    I both agree and disagree on this. Yes, I believe that everyone in life that we encounter, wants to spread their viewpoint…at least if they actually believe in it. But that doesn’t mean I want to shelter my children from all viewpoints that aren’t my own. Yes, I’m a Christian and I absolutely want to pass my faith on to my kids. But, I am not gravely concerned about their teachers: for several reasons. Even with my kids in school I have more of their time than any single teacher they will have. So, there going to come across a whole lot of people with different beliefs there, sure, but mine will be the constant in their lives (mine and my husbands). And based off of my own experience, that a teacher has different viewpoints they may want to instill doesn’t mean they are bad. They have different life experiences they can share with my children. I seek out the same for my homeschooled son by taking him to a co-op. And sure, I’ve come across a few things we’ve had to tackle (actually more from classmates than from teachers)…but I’m tackling them at home at an age when my children still come to their parents about these things, in stead of them tackling them on their own when they come across them later, when they’re grown (which they will.). Also, I know from my own public school experience that what is important is not who you’re exposed to, but how you are prepared for that exposure.

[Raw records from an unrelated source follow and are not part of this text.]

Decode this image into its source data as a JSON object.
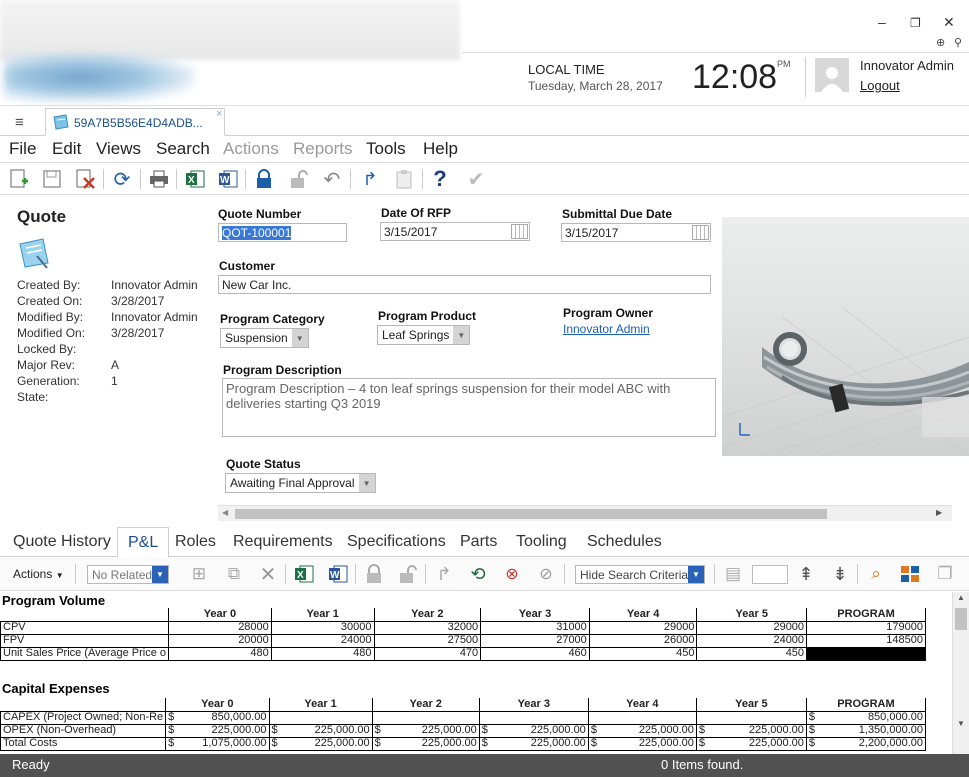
{
  "window": {
    "minimize": "–",
    "restore": "❐",
    "close": "✕"
  },
  "header": {
    "local_time_label": "LOCAL TIME",
    "date": "Tuesday, March 28, 2017",
    "time": "12:08",
    "ampm": "PM",
    "user_name": "Innovator Admin",
    "logout": "Logout"
  },
  "doc_tab": {
    "label": "59A7B5B56E4D4ADB...",
    "close": "×"
  },
  "menu": [
    "File",
    "Edit",
    "Views",
    "Search",
    "Actions",
    "Reports",
    "Tools",
    "Help"
  ],
  "form": {
    "title": "Quote",
    "meta": [
      {
        "label": "Created By:",
        "value": "Innovator Admin"
      },
      {
        "label": "Created On:",
        "value": "3/28/2017"
      },
      {
        "label": "Modified By:",
        "value": "Innovator Admin"
      },
      {
        "label": "Modified On:",
        "value": "3/28/2017"
      },
      {
        "label": "Locked By:",
        "value": ""
      },
      {
        "label": "Major Rev:",
        "value": "A"
      },
      {
        "label": "Generation:",
        "value": "1"
      },
      {
        "label": "State:",
        "value": ""
      }
    ],
    "quote_number_label": "Quote Number",
    "quote_number": "QOT-100001",
    "date_rfp_label": "Date Of RFP",
    "date_rfp": "3/15/2017",
    "due_date_label": "Submittal Due Date",
    "due_date": "3/15/2017",
    "customer_label": "Customer",
    "customer": "New Car Inc.",
    "program_category_label": "Program Category",
    "program_category": "Suspension",
    "program_product_label": "Program Product",
    "program_product": "Leaf Springs",
    "program_owner_label": "Program Owner",
    "program_owner": "Innovator Admin",
    "program_description_label": "Program Description",
    "program_description": "Program Description – 4 ton leaf springs suspension for their model ABC with deliveries starting Q3 2019",
    "quote_status_label": "Quote Status",
    "quote_status": "Awaiting Final Approval"
  },
  "subtabs": [
    "Quote History",
    "P&L",
    "Roles",
    "Requirements",
    "Specifications",
    "Parts",
    "Tooling",
    "Schedules"
  ],
  "subtoolbar": {
    "actions": "Actions",
    "no_related": "No Related",
    "hide_search": "Hide Search Criteria"
  },
  "program_volume": {
    "title": "Program Volume",
    "headers": [
      "",
      "Year 0",
      "Year 1",
      "Year 2",
      "Year 3",
      "Year 4",
      "Year 5",
      "PROGRAM"
    ],
    "rows": [
      [
        "CPV",
        "28000",
        "30000",
        "32000",
        "31000",
        "29000",
        "29000",
        "179000"
      ],
      [
        "FPV",
        "20000",
        "24000",
        "27500",
        "27000",
        "26000",
        "24000",
        "148500"
      ],
      [
        "Unit Sales Price (Average Price o",
        "480",
        "480",
        "470",
        "460",
        "450",
        "450",
        ""
      ]
    ]
  },
  "capital_expenses": {
    "title": "Capital Expenses",
    "headers": [
      "",
      "Year 0",
      "Year 1",
      "Year 2",
      "Year 3",
      "Year 4",
      "Year 5",
      "PROGRAM"
    ],
    "rows": [
      [
        "CAPEX (Project Owned; Non-Re",
        "850,000.00",
        "",
        "",
        "",
        "",
        "",
        "850,000.00"
      ],
      [
        "OPEX (Non-Overhead)",
        "225,000.00",
        "225,000.00",
        "225,000.00",
        "225,000.00",
        "225,000.00",
        "225,000.00",
        "1,350,000.00"
      ],
      [
        "Total Costs",
        "1,075,000.00",
        "225,000.00",
        "225,000.00",
        "225,000.00",
        "225,000.00",
        "225,000.00",
        "2,200,000.00"
      ]
    ]
  },
  "status": {
    "left": "Ready",
    "center": "0 Items found."
  }
}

    Not that I’m saying you should send your kids off to public school. Homeschooling is great for so many reasons. But I hate the idea that we should have this fear about public schools indoctrinating our kids, as if all the teachers at the schools were on the same page and had some sinister purpose.

  • I agree 100% with this but would also like to add the question that I’ve usually gotten, “You homeschool so your kids can’t be in sports.” Actually they can be since there are numerous local public sports programs as well as programs through the YMCA.

    I would also like to comment on the teachers imparting their views. I watched my older kids in public school after having been homeschooled from K-6th and I can say it’s true, many teachers are pushing their viewpoints on our kids. Fortunately mine had a solid base to refute what the teacher was trying to pass off as fact to the other students. When the teachers staged a walk out to protest our governor’s frugal use of taxpayer money they told the kids lies to get them to walk out with them. My kids were some of the only ones who stayed in the classroom. The other kids walked out to support their favorite teacher for something they had no clue about. I agree that our kids needs different points of view but schools are way different than they were 20+ years ago and they’re not getting good, fact-based information with which to have healthy debates and draw solid conclusions from. It’s one sided liberal rhetoric that isn’t helping them learn anything.

  • the lies that I’m told are
    1. your home will never be clean
    2. your kids won’t get as good an education as public school kids
    3. you can’t afford to homeschool
    4. your kids deserve to be around kids their own ages like in public school
    5. kids take too much from you, you need to send them to public school so you can get a break from them.

    good thing I’m used to rocking the boat! Happily homeschooling still, starting year 2 with 3rd grade, 1st grade, and pre K

    • Hooray for you, LeeAnna! 🙂 It’s great that you’re able to recognize these as lies while you confidently go ahead and homeschool your children.